A whole wild salmon, poached and served cold, is one of the finest British dishes. People who have never cooked a whole fish before think it is going to be difficult but it is, in fact, so simple it sounds too easy to be true. You will need a fish kettle, which is a long narrow pan large enough to hold the fish lying on its side. This is very expensive to buy but many fishmongers lend or rent kettles.
Serve the poached salmon accompanied by freshly made mayonnaise, new potatoes and a lightly dressed leaf salad. Leave garnishing horrors like fake scales made from cucumber to the kind of caterer you have sensibly avoided.

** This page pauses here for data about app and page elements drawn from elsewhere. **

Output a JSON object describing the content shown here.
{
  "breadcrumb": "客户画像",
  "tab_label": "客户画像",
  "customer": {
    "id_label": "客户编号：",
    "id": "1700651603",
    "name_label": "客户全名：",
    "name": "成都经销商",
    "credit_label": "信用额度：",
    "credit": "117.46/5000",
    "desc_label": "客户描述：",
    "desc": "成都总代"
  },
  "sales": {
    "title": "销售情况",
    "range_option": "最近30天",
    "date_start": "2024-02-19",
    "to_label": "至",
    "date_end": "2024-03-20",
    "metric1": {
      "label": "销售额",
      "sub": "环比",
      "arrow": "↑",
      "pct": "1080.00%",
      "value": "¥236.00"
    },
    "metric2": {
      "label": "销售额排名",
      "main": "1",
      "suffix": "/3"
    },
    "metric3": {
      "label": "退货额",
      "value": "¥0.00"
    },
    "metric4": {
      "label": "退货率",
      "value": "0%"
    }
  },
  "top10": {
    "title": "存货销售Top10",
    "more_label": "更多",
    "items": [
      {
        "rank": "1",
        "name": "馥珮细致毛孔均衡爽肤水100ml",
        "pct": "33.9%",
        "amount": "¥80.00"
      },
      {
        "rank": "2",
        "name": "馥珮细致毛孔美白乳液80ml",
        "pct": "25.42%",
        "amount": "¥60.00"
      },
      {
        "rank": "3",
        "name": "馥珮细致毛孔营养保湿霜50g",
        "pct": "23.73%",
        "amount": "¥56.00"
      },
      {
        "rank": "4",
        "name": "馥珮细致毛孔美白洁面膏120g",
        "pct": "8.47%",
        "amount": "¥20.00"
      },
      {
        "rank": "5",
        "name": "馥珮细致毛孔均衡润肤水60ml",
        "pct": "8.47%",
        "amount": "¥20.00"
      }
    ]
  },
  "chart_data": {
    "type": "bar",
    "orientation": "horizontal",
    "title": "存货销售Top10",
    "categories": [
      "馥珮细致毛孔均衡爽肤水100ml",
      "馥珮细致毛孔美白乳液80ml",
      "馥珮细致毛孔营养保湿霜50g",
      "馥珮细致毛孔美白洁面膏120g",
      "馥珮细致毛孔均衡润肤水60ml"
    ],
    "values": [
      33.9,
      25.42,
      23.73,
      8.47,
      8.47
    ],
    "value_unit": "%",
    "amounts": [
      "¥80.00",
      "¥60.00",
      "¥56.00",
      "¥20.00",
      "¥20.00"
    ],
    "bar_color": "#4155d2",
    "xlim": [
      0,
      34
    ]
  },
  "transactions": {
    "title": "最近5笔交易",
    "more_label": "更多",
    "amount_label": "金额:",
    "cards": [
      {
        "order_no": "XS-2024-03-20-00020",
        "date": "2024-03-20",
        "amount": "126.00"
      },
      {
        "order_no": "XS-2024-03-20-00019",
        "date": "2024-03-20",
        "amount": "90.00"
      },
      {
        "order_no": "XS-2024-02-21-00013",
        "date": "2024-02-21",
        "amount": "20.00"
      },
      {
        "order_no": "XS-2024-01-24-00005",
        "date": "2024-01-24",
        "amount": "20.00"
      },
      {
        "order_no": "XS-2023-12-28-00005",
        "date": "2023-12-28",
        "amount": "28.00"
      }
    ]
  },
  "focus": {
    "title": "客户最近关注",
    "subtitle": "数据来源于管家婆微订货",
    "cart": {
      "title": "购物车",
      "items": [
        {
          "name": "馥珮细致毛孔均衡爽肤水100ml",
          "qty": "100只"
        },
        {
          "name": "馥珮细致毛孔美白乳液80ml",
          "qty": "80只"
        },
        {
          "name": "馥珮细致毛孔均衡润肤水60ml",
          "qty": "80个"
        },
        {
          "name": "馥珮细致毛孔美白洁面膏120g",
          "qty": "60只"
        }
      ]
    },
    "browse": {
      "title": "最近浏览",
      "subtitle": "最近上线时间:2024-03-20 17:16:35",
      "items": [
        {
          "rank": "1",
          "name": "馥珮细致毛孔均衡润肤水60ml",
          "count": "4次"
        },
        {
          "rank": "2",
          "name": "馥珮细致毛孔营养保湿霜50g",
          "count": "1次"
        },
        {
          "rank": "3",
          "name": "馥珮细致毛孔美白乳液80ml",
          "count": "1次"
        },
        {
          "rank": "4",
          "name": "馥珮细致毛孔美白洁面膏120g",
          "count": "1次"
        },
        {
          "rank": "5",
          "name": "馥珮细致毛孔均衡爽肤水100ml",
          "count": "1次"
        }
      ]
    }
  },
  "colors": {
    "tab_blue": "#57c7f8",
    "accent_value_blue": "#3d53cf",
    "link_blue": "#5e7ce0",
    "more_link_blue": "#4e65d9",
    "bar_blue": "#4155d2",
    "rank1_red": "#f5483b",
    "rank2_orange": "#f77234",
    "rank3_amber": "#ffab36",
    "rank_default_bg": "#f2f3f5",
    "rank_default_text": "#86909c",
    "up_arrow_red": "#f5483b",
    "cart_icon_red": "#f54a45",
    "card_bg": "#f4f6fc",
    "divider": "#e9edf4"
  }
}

Put the cleaned salmon into the kettle on the rack which comes with it. Pour over the wine, topping up with cold water until the fish is completely submerged. You now have the correct amount of liquid in the kettle.

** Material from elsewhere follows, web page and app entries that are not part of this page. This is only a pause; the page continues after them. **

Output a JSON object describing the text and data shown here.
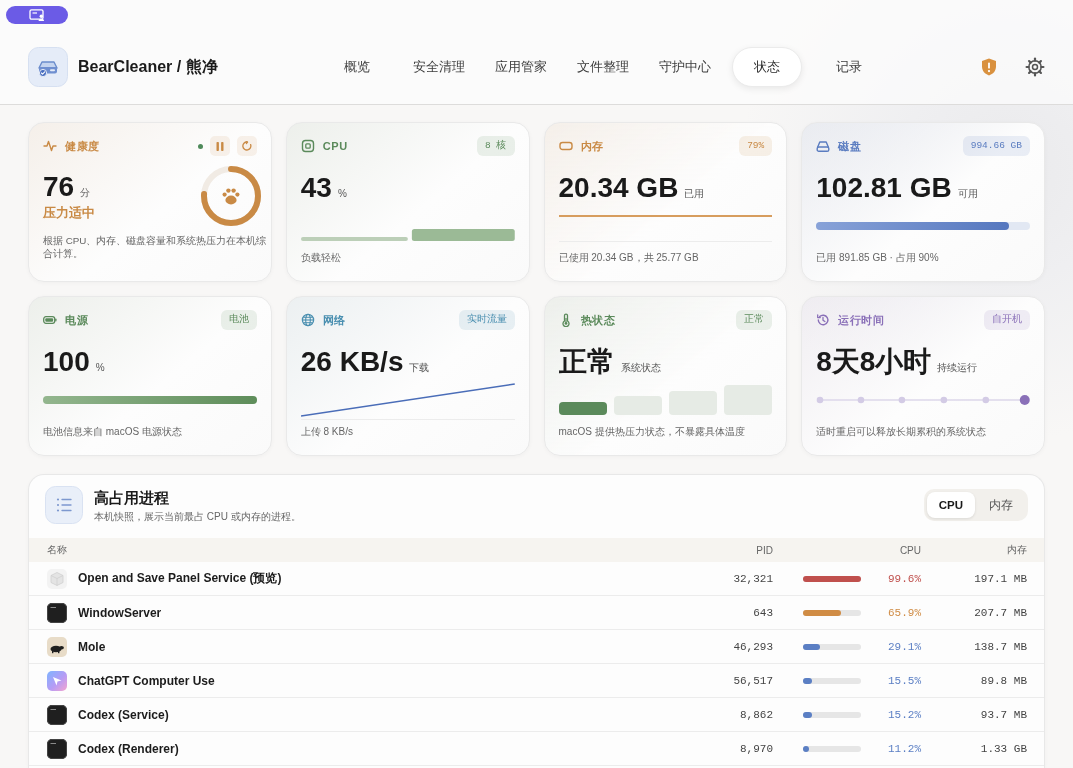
{
  "app": {
    "title": "BearCleaner / 熊净"
  },
  "nav": [
    {
      "label": "概览",
      "selected": false
    },
    {
      "label": "安全清理",
      "selected": false
    },
    {
      "label": "应用管家",
      "selected": false
    },
    {
      "label": "文件整理",
      "selected": false
    },
    {
      "label": "守护中心",
      "selected": false
    },
    {
      "label": "状态",
      "selected": true
    },
    {
      "label": "记录",
      "selected": false
    }
  ],
  "cards": [
    {
      "kind": "health",
      "color": "#c98a45",
      "title": "健康度",
      "value": "76",
      "unit": "分",
      "status": "压力适中",
      "level": 0.76,
      "note": "根据 CPU、内存、磁盘容量和系统热压力在本机综合计算。"
    },
    {
      "kind": "cpu",
      "color": "#5b8a5b",
      "title": "CPU",
      "badge": "8 核",
      "value": "43",
      "unit": "%",
      "note": "负载轻松"
    },
    {
      "kind": "memory",
      "color": "#c98a45",
      "title": "内存",
      "badge": "79%",
      "value": "20.34 GB",
      "unit": "已用",
      "note": "已使用 20.34 GB，共 25.77 GB"
    },
    {
      "kind": "disk",
      "color": "#5a7cc0",
      "title": "磁盘",
      "badge": "994.66 GB",
      "value": "102.81 GB",
      "unit": "可用",
      "level": 0.9,
      "note": "已用 891.85 GB · 占用 90%"
    },
    {
      "kind": "power",
      "color": "#5b8a5b",
      "title": "电源",
      "badge": "电池",
      "value": "100",
      "unit": "%",
      "level": 1,
      "note": "电池信息来自 macOS 电源状态"
    },
    {
      "kind": "network",
      "color": "#4a8fb0",
      "title": "网络",
      "badge": "实时流量",
      "value": "26 KB/s",
      "unit": "下载",
      "note": "上传 8 KB/s"
    },
    {
      "kind": "thermal",
      "color": "#5b8a5b",
      "title": "热状态",
      "badge": "正常",
      "value": "正常",
      "unit": "系统状态",
      "level": 0.25,
      "note": "macOS 提供热压力状态，不暴露具体温度"
    },
    {
      "kind": "uptime",
      "color": "#8a70b8",
      "title": "运行时间",
      "badge": "自开机",
      "value": "8天8小时",
      "unit": "持续运行",
      "note": "适时重启可以释放长期累积的系统状态"
    }
  ],
  "processes": {
    "title": "高占用进程",
    "subtitle": "本机快照，展示当前最占 CPU 或内存的进程。",
    "sort_tabs": [
      {
        "label": "CPU",
        "selected": true
      },
      {
        "label": "内存",
        "selected": false
      }
    ],
    "columns": [
      "名称",
      "PID",
      "CPU",
      "内存"
    ],
    "rows": [
      {
        "kind": "cube",
        "name": "Open and Save Panel Service (预览)",
        "pid": "32,321",
        "level": 0.996,
        "color": "#c0504d",
        "cpu": "99.6%",
        "memory": "197.1 MB"
      },
      {
        "kind": "terminal",
        "name": "WindowServer",
        "pid": "643",
        "level": 0.659,
        "color": "#d08c45",
        "cpu": "65.9%",
        "memory": "207.7 MB"
      },
      {
        "kind": "animal",
        "name": "Mole",
        "pid": "46,293",
        "level": 0.291,
        "color": "#5b7fc4",
        "cpu": "29.1%",
        "memory": "138.7 MB"
      },
      {
        "kind": "gradient",
        "name": "ChatGPT Computer Use",
        "pid": "56,517",
        "level": 0.155,
        "color": "#5b7fc4",
        "cpu": "15.5%",
        "memory": "89.8 MB"
      },
      {
        "kind": "terminal",
        "name": "Codex (Service)",
        "pid": "8,862",
        "level": 0.152,
        "color": "#5b7fc4",
        "cpu": "15.2%",
        "memory": "93.7 MB"
      },
      {
        "kind": "terminal",
        "name": "Codex (Renderer)",
        "pid": "8,970",
        "level": 0.112,
        "color": "#5b7fc4",
        "cpu": "11.2%",
        "memory": "1.33 GB"
      }
    ]
  }
}
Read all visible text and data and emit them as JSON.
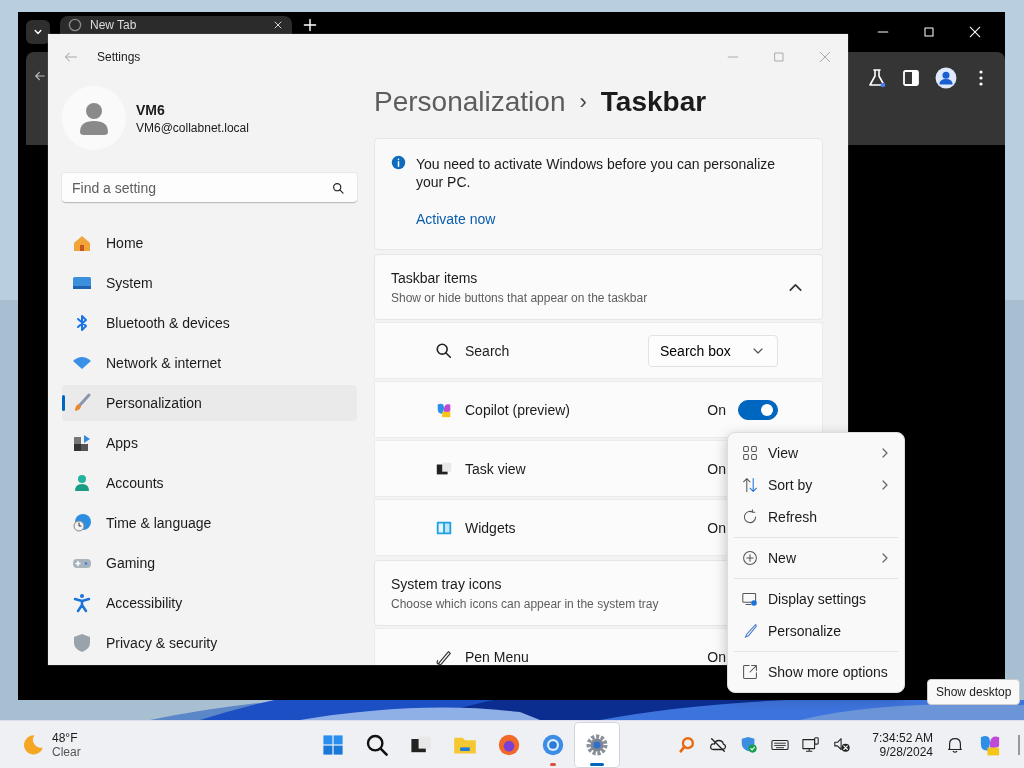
{
  "browser": {
    "tab": {
      "title": "New Tab"
    }
  },
  "settings": {
    "title": "Settings",
    "user": {
      "name": "VM6",
      "email": "VM6@collabnet.local"
    },
    "search": {
      "placeholder": "Find a setting"
    },
    "nav": [
      {
        "label": "Home",
        "selected": false
      },
      {
        "label": "System",
        "selected": false
      },
      {
        "label": "Bluetooth & devices",
        "selected": false
      },
      {
        "label": "Network & internet",
        "selected": false
      },
      {
        "label": "Personalization",
        "selected": true
      },
      {
        "label": "Apps",
        "selected": false
      },
      {
        "label": "Accounts",
        "selected": false
      },
      {
        "label": "Time & language",
        "selected": false
      },
      {
        "label": "Gaming",
        "selected": false
      },
      {
        "label": "Accessibility",
        "selected": false
      },
      {
        "label": "Privacy & security",
        "selected": false
      }
    ],
    "breadcrumb": {
      "parent": "Personalization",
      "separator": "›",
      "current": "Taskbar"
    },
    "banner": {
      "message": "You need to activate Windows before you can personalize your PC.",
      "link": "Activate now"
    },
    "sections": [
      {
        "title": "Taskbar items",
        "subtitle": "Show or hide buttons that appear on the taskbar",
        "expanded": true,
        "rows": [
          {
            "kind": "dropdown",
            "label": "Search",
            "value": "Search box"
          },
          {
            "kind": "toggle",
            "label": "Copilot (preview)",
            "status": "On",
            "on": true
          },
          {
            "kind": "toggle",
            "label": "Task view",
            "status": "On"
          },
          {
            "kind": "toggle",
            "label": "Widgets",
            "status": "On"
          }
        ]
      },
      {
        "title": "System tray icons",
        "subtitle": "Choose which icons can appear in the system tray",
        "rows": [
          {
            "kind": "toggle",
            "label": "Pen Menu",
            "status": "On"
          }
        ]
      }
    ]
  },
  "context_menu": {
    "items": [
      {
        "kind": "item",
        "label": "View",
        "submenu": true
      },
      {
        "kind": "item",
        "label": "Sort by",
        "submenu": true
      },
      {
        "kind": "item",
        "label": "Refresh",
        "submenu": false
      },
      {
        "kind": "separator"
      },
      {
        "kind": "item",
        "label": "New",
        "submenu": true
      },
      {
        "kind": "separator"
      },
      {
        "kind": "item",
        "label": "Display settings",
        "submenu": false
      },
      {
        "kind": "item",
        "label": "Personalize",
        "submenu": false
      },
      {
        "kind": "separator"
      },
      {
        "kind": "item",
        "label": "Show more options",
        "submenu": false
      }
    ]
  },
  "tooltip": {
    "text": "Show desktop"
  },
  "taskbar": {
    "weather": {
      "temperature": "48°F",
      "condition": "Clear"
    },
    "apps": [
      {
        "running": false,
        "active": false
      },
      {
        "running": false,
        "active": false
      },
      {
        "running": false,
        "active": false
      },
      {
        "running": false,
        "active": false
      },
      {
        "running": false,
        "active": false
      },
      {
        "running": true,
        "active": false
      },
      {
        "running": true,
        "active": true
      }
    ],
    "clock": {
      "time": "7:34:52 AM",
      "date": "9/28/2024"
    }
  }
}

Remove the fish and put in the remaining ingredients. Bring to the boil using two burners, lower the heat and simmer for 20–30 minutes. Remove from the heat and leave until cold. This liquid is now called a court-bouillon.

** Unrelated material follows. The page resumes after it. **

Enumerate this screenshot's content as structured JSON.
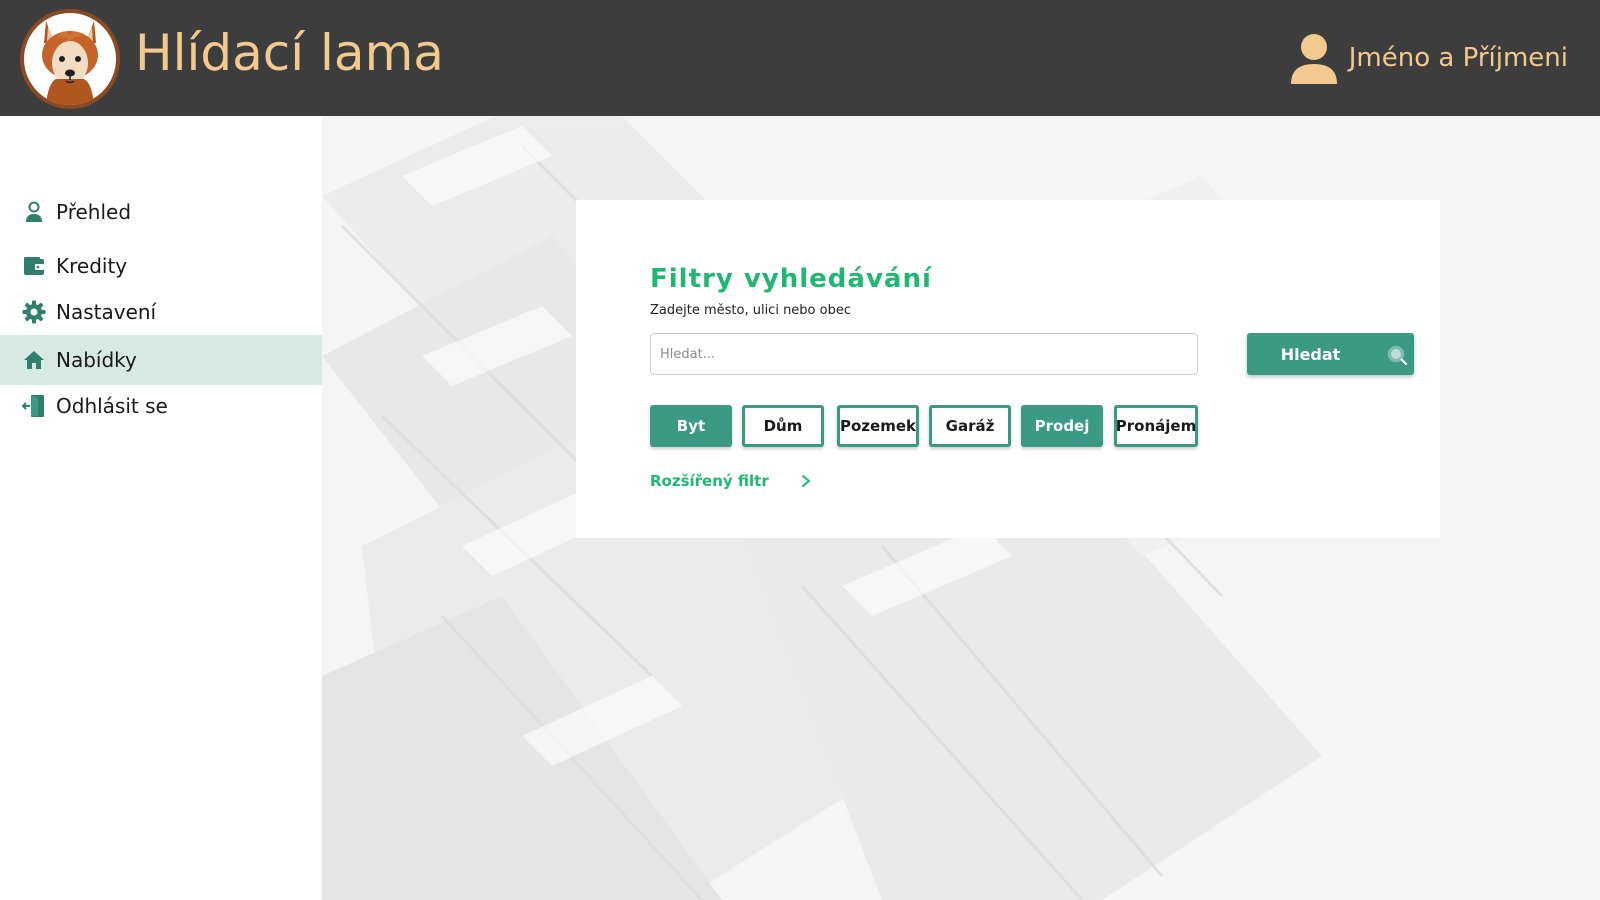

Put the fish into the court-bouillon and bring to the boil. As soon as the poaching liquid bubbles, turn off the heat, put on the lid and leave until cold. The salmon will be perfectly cooked all the way through, but still remain moist and succulent.
Remove the fish from the court-bouillon, scrape off the skin and place the fish on a large flat dish. To serve, cut and gently lever off portion-sized pieces of salmon.
© 1998 Alastair Little and Richard Whittington estate. All rights reserved.